With high temperatures, one of the most serious health risks is “heatstroke”, a phenomenon of overheating of the body which can be fatal.
Faced with heat, which affects its functioning as soon as the temperature exceeds 25 degrees Celsius, the human body triggers several cooling mechanisms to maintain itself at 37 degrees (sweating, increased blood flow in the most surface vessels). But sometimes that’s not enough, and the internal thermostat turns bright red. It’s heat stroke.
Not to be taken lightly!
Under the effect of this hyperthermia, the heart rate is disturbed and accelerates sharply, breathing and pulmonary ventilation too. Despite the rise in internal temperature, the body comes to conserve water as much as possible, sweating stops and urine darkens or even disappears for several hours.
In the multiple warning signs to watch out for: a fever above 40°C, an extremely rapid pulse, hot, red and dry skin, headaches, nausea and vomiting, impaired consciousness (drowsiness or, on the contrary, confusion, irritability, even aggressiveness).
Heat stroke is much more serious than other accidents also caused by heat but without fever (cramps due to heat) or with moderate fever (sunstroke, etc.). It can lead to blood clotting disorders causing brain damage, coma and even death without timely medical treatment.

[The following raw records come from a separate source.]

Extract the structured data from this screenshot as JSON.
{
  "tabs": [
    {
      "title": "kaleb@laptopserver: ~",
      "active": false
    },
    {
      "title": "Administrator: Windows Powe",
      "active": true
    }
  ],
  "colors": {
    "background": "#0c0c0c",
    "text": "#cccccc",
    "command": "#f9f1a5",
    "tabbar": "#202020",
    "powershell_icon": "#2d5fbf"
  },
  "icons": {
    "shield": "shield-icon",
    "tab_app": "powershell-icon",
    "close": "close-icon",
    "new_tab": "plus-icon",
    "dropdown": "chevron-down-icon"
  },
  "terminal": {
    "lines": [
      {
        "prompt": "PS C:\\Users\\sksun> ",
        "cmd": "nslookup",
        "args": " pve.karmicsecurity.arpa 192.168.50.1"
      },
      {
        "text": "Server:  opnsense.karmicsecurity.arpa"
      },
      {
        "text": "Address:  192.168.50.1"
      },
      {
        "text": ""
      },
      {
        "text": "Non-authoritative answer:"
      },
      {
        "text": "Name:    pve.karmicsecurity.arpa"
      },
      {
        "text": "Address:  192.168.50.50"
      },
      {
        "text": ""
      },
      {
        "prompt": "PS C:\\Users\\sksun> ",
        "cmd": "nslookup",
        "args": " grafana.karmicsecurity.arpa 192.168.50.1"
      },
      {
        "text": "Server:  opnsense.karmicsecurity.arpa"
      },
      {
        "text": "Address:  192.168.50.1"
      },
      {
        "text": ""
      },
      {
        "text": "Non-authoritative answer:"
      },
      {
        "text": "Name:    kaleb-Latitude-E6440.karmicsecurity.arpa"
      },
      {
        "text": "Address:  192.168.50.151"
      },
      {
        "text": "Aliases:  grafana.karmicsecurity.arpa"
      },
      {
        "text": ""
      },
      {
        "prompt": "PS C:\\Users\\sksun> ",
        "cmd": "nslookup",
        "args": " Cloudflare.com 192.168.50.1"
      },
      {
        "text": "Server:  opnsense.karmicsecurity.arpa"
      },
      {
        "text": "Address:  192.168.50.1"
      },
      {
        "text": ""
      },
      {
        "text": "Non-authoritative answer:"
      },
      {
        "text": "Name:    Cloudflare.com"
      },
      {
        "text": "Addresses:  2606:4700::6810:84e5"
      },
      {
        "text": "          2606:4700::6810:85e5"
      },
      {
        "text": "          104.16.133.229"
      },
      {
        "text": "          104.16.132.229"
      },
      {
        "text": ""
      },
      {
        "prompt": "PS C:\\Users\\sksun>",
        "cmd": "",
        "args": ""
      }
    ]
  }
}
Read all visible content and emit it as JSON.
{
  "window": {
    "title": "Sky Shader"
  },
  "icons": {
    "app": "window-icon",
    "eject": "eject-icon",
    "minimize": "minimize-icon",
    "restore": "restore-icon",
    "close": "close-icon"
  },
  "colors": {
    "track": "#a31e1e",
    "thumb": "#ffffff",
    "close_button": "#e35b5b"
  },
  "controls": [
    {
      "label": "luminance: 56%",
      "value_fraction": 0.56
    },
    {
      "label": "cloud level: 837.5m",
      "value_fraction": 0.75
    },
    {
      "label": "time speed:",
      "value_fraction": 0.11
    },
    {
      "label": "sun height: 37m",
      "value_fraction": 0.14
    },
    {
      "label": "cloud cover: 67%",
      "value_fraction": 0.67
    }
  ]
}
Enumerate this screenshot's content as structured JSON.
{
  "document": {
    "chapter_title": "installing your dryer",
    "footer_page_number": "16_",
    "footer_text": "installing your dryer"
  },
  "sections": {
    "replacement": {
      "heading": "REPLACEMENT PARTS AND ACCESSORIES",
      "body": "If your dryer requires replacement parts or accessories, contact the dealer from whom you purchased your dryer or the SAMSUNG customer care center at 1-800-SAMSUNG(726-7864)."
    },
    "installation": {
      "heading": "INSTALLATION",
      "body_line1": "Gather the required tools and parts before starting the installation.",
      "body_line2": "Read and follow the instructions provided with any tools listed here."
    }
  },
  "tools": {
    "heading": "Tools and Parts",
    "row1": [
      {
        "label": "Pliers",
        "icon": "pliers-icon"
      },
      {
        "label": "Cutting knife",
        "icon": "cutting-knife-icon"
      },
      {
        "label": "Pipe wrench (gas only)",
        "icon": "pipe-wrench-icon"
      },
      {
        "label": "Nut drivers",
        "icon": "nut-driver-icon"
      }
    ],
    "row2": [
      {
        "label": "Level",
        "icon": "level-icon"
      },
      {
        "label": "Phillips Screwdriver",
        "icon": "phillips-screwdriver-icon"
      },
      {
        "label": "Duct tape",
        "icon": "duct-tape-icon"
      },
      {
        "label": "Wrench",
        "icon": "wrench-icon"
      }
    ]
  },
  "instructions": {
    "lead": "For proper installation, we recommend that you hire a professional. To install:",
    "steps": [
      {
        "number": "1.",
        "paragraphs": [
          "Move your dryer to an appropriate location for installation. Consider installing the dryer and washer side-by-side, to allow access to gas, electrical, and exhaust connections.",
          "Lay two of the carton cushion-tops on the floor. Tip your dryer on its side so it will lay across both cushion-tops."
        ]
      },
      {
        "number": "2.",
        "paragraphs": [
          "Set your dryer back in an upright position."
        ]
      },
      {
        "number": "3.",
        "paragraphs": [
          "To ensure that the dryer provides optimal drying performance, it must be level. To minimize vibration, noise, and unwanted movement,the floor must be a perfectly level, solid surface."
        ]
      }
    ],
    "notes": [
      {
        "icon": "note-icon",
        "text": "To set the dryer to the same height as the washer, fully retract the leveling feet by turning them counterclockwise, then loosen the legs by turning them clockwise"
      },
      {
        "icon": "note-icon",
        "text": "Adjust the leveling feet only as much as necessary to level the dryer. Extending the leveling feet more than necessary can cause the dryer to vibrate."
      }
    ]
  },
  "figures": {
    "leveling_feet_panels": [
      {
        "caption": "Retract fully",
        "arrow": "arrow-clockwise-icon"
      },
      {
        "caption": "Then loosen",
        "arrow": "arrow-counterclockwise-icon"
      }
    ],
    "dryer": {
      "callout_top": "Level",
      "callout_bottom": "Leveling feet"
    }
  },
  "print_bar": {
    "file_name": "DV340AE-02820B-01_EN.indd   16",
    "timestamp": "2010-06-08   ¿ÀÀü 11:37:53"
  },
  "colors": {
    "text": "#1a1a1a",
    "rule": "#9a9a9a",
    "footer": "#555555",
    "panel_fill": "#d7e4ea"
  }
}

Young children, under the age of five, and the elderly, with less efficient defense mechanisms, are most at risk. A poor state of health, diarrhea or pre-existing fever, taking certain medications, including tranquilizers and diuretics, or alcohol consumption – which dehydrates – increases the risk of heat stroke.
Call the emergency
But healthy adults are not immune to such thermal failure. Especially if they work or play sports outdoors in scorching temperatures. Intense or prolonged muscular effort under the dodger indeed exposes you to the risk of “exertional heatstroke” or “malignant hyperthermia due to effort”, by increasing the risk that the body temperature exceeds bearable limits.
Behavioral abnormalities are manifested: the person has a gait as if in a drunken state, appears increasingly irritable. Loss of consciousness or agitation with incoherent talk may appear afterwards.
Faced with heat stroke with the associated signs of severity, you must call the emergency services. “If a person has hot, dry skin and is delirious, convulsing, or is unconscious, call a doctor or ambulance immediately”, recommends WHO Europe. While waiting for help, cooling the body is essential.
It is thus recommended to place the person in a cool place, to remove superfluous clothing, to sprinkle him with cool water, to ventilate him, to make him drink in small quantities unless he shows disturbances of consciousness. Ice cubes, or at least a cold cloth, placed at the level of the groin, or even the neck, can also help to reduce the temperature.
To avoid heat stroke or dehydration, the recommendations of the health authorities remain the same from one heatwave episode to another: drink water regularly, avoid alcohol and caffeine, stay cool, avoid going out and physical exertion during the hottest hours.